The challenge, Fischer said, is ensuring that the apps prevent against bots that allow resellers to sneak products into shopping baskets ahead of their actual release. These bots allow resellers, who acquire exclusive products and sell them at high markups, to beat the system.

Demand surpasses supply by such a high margin that the stores simply cannot satisfy their consumer base,” he said. “Online, on the other hand, since the sneaker resale game has become such a big business, bots have increasingly become an issue. Nike and Adidas want to better service their actual customers with these apps, which cannot be tricked as easily by bots, and at the same time [lessen] violence around their releases in stores.”

This isn’t Nike’s first product drop that has required shoppers to consult its app first. When it launched its limited-edition Nike Mag sneaker in October, only 89 pairs of the “Back to the Future”–inspired shoes were available. Interested buyers were asked to sign in to the Nike+ app to make a donation to the Michael J. Fox Foundation in order to be eligible.

In the same vein, Adidas announced last week that its new UltraBoost Triple Black shoe would be the first product released using the adidas Confirmed app. Users can reserve their shoes from their phones and then complete their purchases by going to their local brick-and-mortar retail shop. By downloading the app, they can opt into push notifications to be reminded when reservations begin, which will then prompt them to select a size, pick-up date and location.

So far, reviews of these apps by Nike and Adidas fans on social media have been mixed: Some have expressed frustration about their functionality while others have said that they promote a level of exclusivity that makes it even more difficult to acquire products. (Neither Nike and Adidas responded to requests for comment.)

Though the apps can be beneficial in streamlining the sales process and allowing for more controlled releases, Fischer said that they also detract from streetwear culture and may hinder buzz over new products moving forward.
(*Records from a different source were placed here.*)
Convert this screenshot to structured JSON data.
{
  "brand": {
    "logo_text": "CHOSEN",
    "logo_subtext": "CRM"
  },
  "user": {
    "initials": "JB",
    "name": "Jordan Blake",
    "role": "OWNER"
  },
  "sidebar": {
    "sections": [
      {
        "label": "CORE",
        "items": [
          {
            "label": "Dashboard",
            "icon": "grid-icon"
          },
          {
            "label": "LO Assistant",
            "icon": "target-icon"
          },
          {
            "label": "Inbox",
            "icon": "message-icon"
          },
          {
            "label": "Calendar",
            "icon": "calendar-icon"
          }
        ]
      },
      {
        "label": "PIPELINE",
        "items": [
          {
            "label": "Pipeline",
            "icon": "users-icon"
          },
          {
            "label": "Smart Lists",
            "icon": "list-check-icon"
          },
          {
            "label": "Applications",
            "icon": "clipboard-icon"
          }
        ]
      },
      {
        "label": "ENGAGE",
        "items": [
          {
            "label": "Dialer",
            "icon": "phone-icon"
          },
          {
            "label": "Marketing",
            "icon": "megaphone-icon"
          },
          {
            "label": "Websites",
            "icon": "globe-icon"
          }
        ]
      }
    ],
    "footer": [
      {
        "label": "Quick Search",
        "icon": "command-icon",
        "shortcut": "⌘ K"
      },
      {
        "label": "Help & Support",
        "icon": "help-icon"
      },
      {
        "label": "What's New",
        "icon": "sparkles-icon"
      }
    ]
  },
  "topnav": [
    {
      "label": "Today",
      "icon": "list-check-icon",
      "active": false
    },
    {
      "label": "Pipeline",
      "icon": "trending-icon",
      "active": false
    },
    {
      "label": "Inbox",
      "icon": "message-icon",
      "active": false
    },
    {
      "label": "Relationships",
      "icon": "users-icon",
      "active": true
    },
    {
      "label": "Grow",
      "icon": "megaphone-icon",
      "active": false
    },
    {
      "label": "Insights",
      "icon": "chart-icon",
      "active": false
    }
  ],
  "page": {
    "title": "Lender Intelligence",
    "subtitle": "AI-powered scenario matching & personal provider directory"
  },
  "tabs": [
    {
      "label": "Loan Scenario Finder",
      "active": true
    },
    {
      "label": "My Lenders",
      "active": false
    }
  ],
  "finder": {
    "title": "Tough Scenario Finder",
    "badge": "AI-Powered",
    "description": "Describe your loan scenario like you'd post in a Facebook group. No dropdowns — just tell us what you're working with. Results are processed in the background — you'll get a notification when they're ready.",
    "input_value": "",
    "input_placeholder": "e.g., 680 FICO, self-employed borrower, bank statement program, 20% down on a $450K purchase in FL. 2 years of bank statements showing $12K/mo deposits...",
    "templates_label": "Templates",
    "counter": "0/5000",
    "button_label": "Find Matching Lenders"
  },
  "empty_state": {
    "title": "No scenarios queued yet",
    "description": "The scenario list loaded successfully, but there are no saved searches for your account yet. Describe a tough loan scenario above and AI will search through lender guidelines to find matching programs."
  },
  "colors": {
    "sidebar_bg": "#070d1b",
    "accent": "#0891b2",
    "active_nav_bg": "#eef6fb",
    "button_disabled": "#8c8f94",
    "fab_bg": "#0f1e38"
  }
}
“[The apps], to some degree, take away some of the appeal and excitement of a real sneaker release, in the traditional sense,” Fischer said. “Lining up and peacefully meeting as a community to purchase some of the most coveted sneakers on the market is, in part, what built up this market in the first place. It has just gotten too extreme, and the brands had to take measures.”